┌──

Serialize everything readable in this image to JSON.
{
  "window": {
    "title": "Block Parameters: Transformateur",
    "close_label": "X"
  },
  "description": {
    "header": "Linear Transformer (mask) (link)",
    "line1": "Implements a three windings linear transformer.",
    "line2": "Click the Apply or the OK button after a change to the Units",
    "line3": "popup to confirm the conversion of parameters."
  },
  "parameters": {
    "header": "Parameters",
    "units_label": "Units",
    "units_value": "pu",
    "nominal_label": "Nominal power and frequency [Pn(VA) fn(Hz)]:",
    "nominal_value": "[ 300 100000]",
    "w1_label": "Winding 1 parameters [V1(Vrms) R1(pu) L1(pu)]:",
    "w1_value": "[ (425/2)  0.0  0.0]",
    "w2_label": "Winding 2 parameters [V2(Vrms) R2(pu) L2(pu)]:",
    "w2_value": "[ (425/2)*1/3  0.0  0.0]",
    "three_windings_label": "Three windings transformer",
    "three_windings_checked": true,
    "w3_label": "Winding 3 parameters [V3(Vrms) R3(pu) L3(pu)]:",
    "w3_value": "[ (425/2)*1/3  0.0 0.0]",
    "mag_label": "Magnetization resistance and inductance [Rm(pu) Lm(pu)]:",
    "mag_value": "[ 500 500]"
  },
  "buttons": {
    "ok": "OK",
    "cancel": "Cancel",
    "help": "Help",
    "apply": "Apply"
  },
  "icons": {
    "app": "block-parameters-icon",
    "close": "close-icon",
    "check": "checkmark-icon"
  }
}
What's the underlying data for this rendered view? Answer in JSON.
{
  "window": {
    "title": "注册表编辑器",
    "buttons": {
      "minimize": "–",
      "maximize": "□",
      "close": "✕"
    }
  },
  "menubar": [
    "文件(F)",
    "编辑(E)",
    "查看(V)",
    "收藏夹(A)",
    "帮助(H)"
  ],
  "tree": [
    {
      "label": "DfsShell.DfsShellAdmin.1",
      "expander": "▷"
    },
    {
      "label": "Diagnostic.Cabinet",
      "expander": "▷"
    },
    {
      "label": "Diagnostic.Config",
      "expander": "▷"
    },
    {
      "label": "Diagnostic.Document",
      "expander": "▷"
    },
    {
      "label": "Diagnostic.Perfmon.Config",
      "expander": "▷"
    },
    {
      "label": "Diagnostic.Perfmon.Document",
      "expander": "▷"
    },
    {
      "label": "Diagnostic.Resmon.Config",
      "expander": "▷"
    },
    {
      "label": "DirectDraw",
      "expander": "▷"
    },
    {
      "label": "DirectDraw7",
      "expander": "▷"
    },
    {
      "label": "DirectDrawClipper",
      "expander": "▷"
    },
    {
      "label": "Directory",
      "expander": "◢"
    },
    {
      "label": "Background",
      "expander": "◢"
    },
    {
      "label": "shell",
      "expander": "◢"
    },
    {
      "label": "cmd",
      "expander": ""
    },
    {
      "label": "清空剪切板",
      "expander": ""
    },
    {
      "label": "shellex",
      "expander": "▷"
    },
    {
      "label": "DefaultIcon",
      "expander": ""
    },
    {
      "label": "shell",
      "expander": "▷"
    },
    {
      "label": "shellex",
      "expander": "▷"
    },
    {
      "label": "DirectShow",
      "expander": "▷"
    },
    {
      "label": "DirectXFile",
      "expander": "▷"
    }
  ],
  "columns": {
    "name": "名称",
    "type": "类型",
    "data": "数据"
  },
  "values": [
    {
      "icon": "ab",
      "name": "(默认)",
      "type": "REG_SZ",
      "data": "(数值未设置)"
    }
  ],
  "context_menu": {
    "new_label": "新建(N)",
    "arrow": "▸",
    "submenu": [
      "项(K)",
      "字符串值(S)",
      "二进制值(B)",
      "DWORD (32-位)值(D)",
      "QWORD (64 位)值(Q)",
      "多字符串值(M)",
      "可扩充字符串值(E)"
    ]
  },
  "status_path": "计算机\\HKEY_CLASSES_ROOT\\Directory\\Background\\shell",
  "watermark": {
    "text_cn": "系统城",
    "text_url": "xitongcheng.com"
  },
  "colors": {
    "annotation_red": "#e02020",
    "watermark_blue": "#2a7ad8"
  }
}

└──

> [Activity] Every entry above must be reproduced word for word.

> [Reply]
Serialize everything readable in this image to JSON.
{
  "window": {
    "title": "Block Parameters: Transformateur",
    "close_label": "X"
  },
  "description": {
    "header": "Linear Transformer (mask) (link)",
    "line1": "Implements a three windings linear transformer.",
    "line2": "Click the Apply or the OK button after a change to the Units",
    "line3": "popup to confirm the conversion of parameters."
  },
  "parameters": {
    "header": "Parameters",
    "units_label": "Units",
    "units_value": "pu",
    "nominal_label": "Nominal power and frequency [Pn(VA) fn(Hz)]:",
    "nominal_value": "[ 300 100000]",
    "w1_label": "Winding 1 parameters [V1(Vrms) R1(pu) L1(pu)]:",
    "w1_value": "[ (425/2)  0.0  0.0]",
    "w2_label": "Winding 2 parameters [V2(Vrms) R2(pu) L2(pu)]:",
    "w2_value": "[ (425/2)*1/3  0.0  0.0]",
    "three_windings_label": "Three windings transformer",
    "three_windings_checked": true,
    "w3_label": "Winding 3 parameters [V3(Vrms) R3(pu) L3(pu)]:",
    "w3_value": "[ (425/2)*1/3  0.0 0.0]",
    "mag_label": "Magnetization resistance and inductance [Rm(pu) Lm(pu)]:",
    "mag_value": "[ 500 500]"
  },
  "buttons": {
    "ok": "OK",
    "cancel": "Cancel",
    "help": "Help",
    "apply": "Apply"
  },
  "icons": {
    "app": "block-parameters-icon",
    "close": "close-icon",
    "check": "checkmark-icon"
  }
}
What's the underlying data for this rendered view? Answer in JSON.
{
  "window": {
    "title": "注册表编辑器",
    "buttons": {
      "minimize": "–",
      "maximize": "□",
      "close": "✕"
    }
  },
  "menubar": [
    "文件(F)",
    "编辑(E)",
    "查看(V)",
    "收藏夹(A)",
    "帮助(H)"
  ],
  "tree": [
    {
      "label": "DfsShell.DfsShellAdmin.1",
      "expander": "▷"
    },
    {
      "label": "Diagnostic.Cabinet",
      "expander": "▷"
    },
    {
      "label": "Diagnostic.Config",
      "expander": "▷"
    },
    {
      "label": "Diagnostic.Document",
      "expander": "▷"
    },
    {
      "label": "Diagnostic.Perfmon.Config",
      "expander": "▷"
    },
    {
      "label": "Diagnostic.Perfmon.Document",
      "expander": "▷"
    },
    {
      "label": "Diagnostic.Resmon.Config",
      "expander": "▷"
    },
    {
      "label": "DirectDraw",
      "expander": "▷"
    },
    {
      "label": "DirectDraw7",
      "expander": "▷"
    },
    {
      "label": "DirectDrawClipper",
      "expander": "▷"
    },
    {
      "label": "Directory",
      "expander": "◢"
    },
    {
      "label": "Background",
      "expander": "◢"
    },
    {
      "label": "shell",
      "expander": "◢"
    },
    {
      "label": "cmd",
      "expander": ""
    },
    {
      "label": "清空剪切板",
      "expander": ""
    },
    {
      "label": "shellex",
      "expander": "▷"
    },
    {
      "label": "DefaultIcon",
      "expander": ""
    },
    {
      "label": "shell",
      "expander": "▷"
    },
    {
      "label": "shellex",
      "expander": "▷"
    },
    {
      "label": "DirectShow",
      "expander": "▷"
    },
    {
      "label": "DirectXFile",
      "expander": "▷"
    }
  ],
  "columns": {
    "name": "名称",
    "type": "类型",
    "data": "数据"
  },
  "values": [
    {
      "icon": "ab",
      "name": "(默认)",
      "type": "REG_SZ",
      "data": "(数值未设置)"
    }
  ],
  "context_menu": {
    "new_label": "新建(N)",
    "arrow": "▸",
    "submenu": [
      "项(K)",
      "字符串值(S)",
      "二进制值(B)",
      "DWORD (32-位)值(D)",
      "QWORD (64 位)值(Q)",
      "多字符串值(M)",
      "可扩充字符串值(E)"
    ]
  },
  "status_path": "计算机\\HKEY_CLASSES_ROOT\\Directory\\Background\\shell",
  "watermark": {
    "text_cn": "系统城",
    "text_url": "xitongcheng.com"
  },
  "colors": {
    "annotation_red": "#e02020",
    "watermark_blue": "#2a7ad8"
  }
}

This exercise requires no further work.